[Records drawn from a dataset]
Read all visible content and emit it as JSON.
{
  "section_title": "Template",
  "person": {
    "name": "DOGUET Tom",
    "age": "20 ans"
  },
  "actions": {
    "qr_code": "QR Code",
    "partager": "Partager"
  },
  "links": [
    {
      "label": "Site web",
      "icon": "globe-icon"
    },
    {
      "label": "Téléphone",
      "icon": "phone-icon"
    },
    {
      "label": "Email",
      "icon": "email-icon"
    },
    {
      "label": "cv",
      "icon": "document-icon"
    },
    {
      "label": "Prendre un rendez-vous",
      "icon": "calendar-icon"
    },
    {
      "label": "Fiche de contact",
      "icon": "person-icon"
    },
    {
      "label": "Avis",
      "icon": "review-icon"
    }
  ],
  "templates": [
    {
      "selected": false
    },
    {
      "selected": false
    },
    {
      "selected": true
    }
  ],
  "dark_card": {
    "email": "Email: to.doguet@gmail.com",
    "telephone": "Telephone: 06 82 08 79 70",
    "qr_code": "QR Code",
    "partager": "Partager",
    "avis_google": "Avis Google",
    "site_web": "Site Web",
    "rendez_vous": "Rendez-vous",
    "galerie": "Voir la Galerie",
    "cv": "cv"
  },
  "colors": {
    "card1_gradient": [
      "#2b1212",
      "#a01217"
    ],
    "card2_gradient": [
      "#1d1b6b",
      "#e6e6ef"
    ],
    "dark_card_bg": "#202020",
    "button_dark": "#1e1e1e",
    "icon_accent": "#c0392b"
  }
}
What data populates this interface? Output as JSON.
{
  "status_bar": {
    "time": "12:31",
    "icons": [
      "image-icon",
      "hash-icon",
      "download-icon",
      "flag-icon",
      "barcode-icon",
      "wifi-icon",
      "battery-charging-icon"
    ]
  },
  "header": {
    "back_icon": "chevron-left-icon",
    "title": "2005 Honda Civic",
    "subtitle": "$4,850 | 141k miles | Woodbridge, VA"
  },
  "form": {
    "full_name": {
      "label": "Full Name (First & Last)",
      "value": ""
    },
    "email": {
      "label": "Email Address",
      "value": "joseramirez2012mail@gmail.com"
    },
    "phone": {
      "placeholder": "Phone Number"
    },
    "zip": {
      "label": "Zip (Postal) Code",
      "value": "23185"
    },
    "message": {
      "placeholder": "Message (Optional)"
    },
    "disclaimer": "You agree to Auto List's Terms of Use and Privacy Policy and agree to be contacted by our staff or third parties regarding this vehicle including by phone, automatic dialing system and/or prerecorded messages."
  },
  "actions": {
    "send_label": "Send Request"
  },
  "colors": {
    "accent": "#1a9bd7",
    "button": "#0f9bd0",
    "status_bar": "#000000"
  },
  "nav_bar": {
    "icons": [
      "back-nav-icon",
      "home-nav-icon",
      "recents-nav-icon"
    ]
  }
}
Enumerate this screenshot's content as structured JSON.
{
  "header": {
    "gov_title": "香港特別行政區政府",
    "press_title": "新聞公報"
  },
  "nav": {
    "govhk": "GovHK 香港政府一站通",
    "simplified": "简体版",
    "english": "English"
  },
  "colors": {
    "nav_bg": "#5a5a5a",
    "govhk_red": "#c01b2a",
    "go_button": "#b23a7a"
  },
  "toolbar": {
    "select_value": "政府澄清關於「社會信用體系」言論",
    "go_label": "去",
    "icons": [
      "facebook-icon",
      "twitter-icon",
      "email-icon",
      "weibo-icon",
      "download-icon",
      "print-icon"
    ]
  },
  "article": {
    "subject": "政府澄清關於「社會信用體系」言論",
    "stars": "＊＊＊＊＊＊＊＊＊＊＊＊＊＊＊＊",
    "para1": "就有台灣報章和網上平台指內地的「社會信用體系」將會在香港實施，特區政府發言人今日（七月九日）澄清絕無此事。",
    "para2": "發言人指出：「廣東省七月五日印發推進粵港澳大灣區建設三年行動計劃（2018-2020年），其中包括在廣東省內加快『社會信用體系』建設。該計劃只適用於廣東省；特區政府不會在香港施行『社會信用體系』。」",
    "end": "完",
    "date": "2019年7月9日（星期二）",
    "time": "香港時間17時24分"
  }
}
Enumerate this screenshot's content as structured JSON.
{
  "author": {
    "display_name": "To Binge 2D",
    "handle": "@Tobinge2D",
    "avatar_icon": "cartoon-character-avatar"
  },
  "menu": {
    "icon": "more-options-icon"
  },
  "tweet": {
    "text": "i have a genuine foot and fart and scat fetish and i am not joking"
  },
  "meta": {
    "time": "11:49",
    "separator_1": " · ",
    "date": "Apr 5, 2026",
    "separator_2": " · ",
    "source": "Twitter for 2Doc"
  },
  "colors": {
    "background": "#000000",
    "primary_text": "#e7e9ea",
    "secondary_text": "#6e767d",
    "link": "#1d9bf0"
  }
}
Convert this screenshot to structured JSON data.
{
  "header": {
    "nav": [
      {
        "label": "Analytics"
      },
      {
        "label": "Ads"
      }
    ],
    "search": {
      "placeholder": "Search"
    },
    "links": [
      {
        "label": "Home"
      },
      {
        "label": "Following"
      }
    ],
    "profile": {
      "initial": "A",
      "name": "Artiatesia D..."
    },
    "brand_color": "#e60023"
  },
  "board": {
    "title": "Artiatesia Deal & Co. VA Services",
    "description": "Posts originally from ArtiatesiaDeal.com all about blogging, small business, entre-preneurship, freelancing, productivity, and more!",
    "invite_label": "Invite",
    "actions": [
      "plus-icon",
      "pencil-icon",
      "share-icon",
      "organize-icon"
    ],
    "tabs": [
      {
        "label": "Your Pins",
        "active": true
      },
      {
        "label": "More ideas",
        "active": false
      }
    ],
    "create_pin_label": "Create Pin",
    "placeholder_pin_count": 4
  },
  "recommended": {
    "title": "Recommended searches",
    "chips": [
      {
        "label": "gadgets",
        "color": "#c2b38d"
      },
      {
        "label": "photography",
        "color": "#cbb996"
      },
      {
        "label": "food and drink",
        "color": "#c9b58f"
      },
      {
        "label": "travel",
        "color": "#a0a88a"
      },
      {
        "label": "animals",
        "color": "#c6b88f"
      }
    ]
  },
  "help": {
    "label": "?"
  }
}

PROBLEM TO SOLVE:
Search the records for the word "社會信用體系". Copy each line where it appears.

RESPONSE BOX:
    "select_value": "政府澄清關於「社會信用體系」言論",
    "subject": "政府澄清關於「社會信用體系」言論",
    "para1": "就有台灣報章和網上平台指內地的「社會信用體系」將會在香港實施，特區政府發言人今日（七月九日）澄清絕無此事。",
    "para2": "發言人指出：「廣東省七月五日印發推進粵港澳大灣區建設三年行動計劃（2018-2020年），其中包括在廣東省內加快『社會信用體系』建設。該計劃只適用於廣東省；特區政府不會在香港施行『社會信用體系』。」",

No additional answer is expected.